In many ways the components of what should be built are captured in the liveability rankings but the reality of achieving it is incredibly complex and not a straightforward process. Of course we can idealise the perfect setting and process of delivery. However delivery is subject to commercial and public funding forces which have a momentum of their own not shaped by ‘liveability’ criteria. An extreme way of putting it would be to say they are shaped by ‘unliveability’ criteria. A simplistic summary would be that that development interest:
- has a tendency to bulk up, spread out and grow upwards in a land hungry and exploitative manner.
- the result is an ubiquity of outcome in plan and built form shaped by global material and component suppliers producing a sameness irrespective of wherever you are.
- the result is a commercially driven anonymity.
The key challenge is how do we moderate these ‘unliveability’ forces or diffuse their impact?
One way is related to our work with existing settings in protecting and adding to them. There are in broad terms a number of qualities related to existing settings, buildings, street structures and landscapes which can contribute to this moderating influence:
- the first which I feel is a cultural responsibility is that we all have to protect embedded culture in this built and landscape fabric – in many ways the more overlays of time associated with a place, the more interesting we find it.
- the second is that protection of the existing environment can act as a brake to future development, for example, retention of part or all of existing buildings, settings, street structures and landscapes acts as a restrictor to that rapacious development interest by demanding contemporary development considers ‘fit’.
- thirdly, the retention of existing settings can control the inertia of contemporary development which leads towards that ubiquity by complicating the blank canvas demanding place specific responses - indirectly ‘a stone in the shoe of banality’.
On reflection there are many such controlling factors that can help to support ‘liveability’ criteria in contemporary development such as ensuring walkability, landscape etc. As a small contribution to the debate, in our work it is the complicating aspect of the critical retention of existing fabric that makes development of particular places that only can be achieved in that one location. In comparative terms it promotes the idea that one aspect of ‘liveability’ is being different to everywhere else!
One of the issues with Liveability criteria is that they are not seen as potentially contributing to public policy.
In a staff discussion paper of the Australian Victorian Competition and Efficiency Commission they conclude on liveability measures:
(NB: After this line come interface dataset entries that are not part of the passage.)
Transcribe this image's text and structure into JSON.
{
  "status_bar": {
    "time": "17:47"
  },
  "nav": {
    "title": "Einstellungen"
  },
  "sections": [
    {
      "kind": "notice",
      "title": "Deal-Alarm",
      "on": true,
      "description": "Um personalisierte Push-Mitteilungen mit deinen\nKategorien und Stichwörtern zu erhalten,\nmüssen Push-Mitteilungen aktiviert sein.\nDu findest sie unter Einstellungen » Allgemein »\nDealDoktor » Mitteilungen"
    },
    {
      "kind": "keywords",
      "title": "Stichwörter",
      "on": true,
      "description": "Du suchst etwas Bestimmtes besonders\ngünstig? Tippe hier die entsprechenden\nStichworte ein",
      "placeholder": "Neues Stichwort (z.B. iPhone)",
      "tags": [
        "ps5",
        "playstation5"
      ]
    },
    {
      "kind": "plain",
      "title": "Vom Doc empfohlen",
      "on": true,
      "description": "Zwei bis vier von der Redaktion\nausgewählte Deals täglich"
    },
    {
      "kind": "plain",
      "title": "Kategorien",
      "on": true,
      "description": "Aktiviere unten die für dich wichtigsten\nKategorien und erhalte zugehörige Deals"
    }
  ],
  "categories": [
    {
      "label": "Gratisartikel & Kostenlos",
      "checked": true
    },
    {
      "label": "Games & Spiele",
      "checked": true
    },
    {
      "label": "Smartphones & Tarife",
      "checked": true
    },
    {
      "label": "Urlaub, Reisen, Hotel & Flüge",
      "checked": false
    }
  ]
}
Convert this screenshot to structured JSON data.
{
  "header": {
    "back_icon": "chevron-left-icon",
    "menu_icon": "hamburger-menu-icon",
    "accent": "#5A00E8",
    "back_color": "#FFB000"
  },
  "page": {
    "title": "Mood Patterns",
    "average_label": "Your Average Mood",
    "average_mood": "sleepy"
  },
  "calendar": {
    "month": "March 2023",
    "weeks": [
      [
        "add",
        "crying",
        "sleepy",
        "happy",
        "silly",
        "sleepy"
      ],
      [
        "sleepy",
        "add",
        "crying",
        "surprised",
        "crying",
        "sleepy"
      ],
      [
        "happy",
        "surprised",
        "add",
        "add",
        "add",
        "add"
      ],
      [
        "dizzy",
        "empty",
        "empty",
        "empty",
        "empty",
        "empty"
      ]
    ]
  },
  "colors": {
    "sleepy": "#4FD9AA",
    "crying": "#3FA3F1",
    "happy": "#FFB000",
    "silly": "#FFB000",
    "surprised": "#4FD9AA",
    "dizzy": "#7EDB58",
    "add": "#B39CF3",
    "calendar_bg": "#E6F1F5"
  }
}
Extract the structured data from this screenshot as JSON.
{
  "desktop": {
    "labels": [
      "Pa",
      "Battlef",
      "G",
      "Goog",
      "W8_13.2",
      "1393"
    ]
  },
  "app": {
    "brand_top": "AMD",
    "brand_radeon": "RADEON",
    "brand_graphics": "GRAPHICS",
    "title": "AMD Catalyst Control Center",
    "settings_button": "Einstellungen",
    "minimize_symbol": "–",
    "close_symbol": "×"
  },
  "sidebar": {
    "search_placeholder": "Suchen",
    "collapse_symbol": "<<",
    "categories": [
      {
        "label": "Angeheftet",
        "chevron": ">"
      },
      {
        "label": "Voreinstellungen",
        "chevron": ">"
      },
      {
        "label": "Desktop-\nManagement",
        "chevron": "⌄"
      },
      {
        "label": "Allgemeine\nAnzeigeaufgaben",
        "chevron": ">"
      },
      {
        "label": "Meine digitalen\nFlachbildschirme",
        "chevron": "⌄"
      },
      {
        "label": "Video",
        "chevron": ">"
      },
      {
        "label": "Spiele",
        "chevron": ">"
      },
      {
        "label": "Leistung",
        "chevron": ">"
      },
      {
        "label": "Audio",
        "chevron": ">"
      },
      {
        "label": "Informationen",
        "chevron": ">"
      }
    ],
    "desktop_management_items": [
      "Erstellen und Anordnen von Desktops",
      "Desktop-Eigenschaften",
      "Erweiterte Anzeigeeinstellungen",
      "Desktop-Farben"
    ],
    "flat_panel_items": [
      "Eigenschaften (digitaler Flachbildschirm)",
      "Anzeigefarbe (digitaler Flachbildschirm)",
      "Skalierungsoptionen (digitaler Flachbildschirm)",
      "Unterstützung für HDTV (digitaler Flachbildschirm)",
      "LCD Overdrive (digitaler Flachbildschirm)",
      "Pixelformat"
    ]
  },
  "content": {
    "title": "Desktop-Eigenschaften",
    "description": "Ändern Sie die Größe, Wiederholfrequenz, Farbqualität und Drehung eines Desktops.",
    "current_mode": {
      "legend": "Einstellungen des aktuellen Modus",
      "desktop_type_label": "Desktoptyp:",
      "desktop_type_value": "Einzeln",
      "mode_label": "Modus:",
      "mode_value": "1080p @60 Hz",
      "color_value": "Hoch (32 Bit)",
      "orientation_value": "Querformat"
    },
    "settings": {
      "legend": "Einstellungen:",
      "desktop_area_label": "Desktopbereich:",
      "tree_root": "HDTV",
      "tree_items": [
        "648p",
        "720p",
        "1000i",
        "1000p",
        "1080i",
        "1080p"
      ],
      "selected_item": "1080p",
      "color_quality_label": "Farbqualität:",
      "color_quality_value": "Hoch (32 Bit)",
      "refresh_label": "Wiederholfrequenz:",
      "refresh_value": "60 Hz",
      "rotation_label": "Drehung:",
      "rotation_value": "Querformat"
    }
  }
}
Many liveability measures and rankings are used for direct comparison of international and domestic cities and regions. The subjective nature of the inclusion of factors relating to liveability, the weighting of these factors, and the vastly different indicators being included, results in different measures providing different rankings of the liveability of cities. There is a lack of theoretical underpinning for these measures, particularly for composite measures. It is questionable whether any of the above composite measures would be directly relevant for informing public policy. A mix of locally relevant factors could, however, be selected and used for the purposes of public policy analysis.’
It is perhaps similar to broader health assessments – rarely do they say who is the healthiest as inevitably that is seen as a measure of excessive privilege. Rather they focus on measures of ill-health as out of these come new policy opportunities to improve the situation. It is harder to work back from excellence, easier to work towards excellence from a base of weakness.
Adopting ‘unliveability’ criteria might be a more substantial base of concern to promote public action.
Some of us live in cities where the propensity is towards ease of delivery of development, ie. the desire is to have development of any form rather than none at all, hence qualitative values come far down the list.
In such cities it is the battle against and controlling the forces of 'unliveability' that is the focus.